Instructions to follow:
Throughout the listing below, show every line in which "with" occurs.

#####

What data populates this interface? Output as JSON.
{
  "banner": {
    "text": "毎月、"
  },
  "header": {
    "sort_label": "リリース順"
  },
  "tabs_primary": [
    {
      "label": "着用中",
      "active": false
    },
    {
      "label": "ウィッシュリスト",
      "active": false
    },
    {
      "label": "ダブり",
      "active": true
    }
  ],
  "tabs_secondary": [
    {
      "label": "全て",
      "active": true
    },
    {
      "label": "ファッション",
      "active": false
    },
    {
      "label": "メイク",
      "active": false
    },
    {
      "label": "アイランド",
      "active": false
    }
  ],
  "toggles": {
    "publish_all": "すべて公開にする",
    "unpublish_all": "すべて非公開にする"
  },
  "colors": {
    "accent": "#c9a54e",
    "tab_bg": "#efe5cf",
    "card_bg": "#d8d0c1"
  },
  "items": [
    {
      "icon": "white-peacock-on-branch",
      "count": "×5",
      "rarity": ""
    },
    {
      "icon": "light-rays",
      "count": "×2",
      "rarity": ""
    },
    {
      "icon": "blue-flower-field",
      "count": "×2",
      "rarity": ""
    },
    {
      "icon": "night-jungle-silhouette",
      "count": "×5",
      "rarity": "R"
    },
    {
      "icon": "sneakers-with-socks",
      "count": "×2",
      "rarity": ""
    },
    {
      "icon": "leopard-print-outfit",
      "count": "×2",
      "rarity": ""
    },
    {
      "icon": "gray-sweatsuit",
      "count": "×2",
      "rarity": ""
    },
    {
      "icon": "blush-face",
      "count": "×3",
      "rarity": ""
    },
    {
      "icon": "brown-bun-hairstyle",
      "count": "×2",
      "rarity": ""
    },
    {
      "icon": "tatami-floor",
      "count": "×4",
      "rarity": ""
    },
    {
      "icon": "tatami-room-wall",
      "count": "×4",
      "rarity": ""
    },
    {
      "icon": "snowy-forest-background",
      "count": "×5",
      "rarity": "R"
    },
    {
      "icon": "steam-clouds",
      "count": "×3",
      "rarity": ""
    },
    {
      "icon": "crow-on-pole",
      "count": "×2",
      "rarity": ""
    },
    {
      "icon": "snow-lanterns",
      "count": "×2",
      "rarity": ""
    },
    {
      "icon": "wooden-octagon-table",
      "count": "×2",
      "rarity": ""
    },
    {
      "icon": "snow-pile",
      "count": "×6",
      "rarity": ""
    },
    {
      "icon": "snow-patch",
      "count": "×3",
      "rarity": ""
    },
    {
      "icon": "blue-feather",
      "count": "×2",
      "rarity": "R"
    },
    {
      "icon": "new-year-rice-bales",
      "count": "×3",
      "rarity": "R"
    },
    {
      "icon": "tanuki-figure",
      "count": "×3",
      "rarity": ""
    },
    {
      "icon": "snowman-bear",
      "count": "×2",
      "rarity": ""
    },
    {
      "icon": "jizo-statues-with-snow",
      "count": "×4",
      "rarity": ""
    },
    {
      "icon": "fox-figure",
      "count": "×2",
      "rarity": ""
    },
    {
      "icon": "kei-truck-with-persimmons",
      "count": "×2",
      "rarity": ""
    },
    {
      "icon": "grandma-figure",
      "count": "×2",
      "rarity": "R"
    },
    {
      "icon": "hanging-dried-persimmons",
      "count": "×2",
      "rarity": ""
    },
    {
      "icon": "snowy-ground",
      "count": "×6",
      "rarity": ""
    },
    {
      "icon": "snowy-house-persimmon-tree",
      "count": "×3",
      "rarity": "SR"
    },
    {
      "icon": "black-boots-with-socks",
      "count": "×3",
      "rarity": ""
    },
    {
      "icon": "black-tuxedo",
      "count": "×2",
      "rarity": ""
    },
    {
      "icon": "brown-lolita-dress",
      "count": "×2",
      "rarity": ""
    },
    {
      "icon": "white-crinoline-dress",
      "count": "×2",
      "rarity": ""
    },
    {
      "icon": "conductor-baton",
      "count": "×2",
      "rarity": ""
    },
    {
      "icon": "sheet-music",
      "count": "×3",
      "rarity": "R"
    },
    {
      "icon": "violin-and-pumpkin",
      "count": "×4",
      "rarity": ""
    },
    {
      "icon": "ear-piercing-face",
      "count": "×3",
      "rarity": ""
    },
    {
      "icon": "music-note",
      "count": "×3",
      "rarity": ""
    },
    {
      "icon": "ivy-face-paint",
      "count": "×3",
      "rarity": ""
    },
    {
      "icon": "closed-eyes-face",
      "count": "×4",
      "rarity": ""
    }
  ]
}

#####

Response to this task:
      "icon": "sneakers-with-socks",
      "icon": "jizo-statues-with-snow",
      "icon": "kei-truck-with-persimmons",
      "icon": "black-boots-with-socks",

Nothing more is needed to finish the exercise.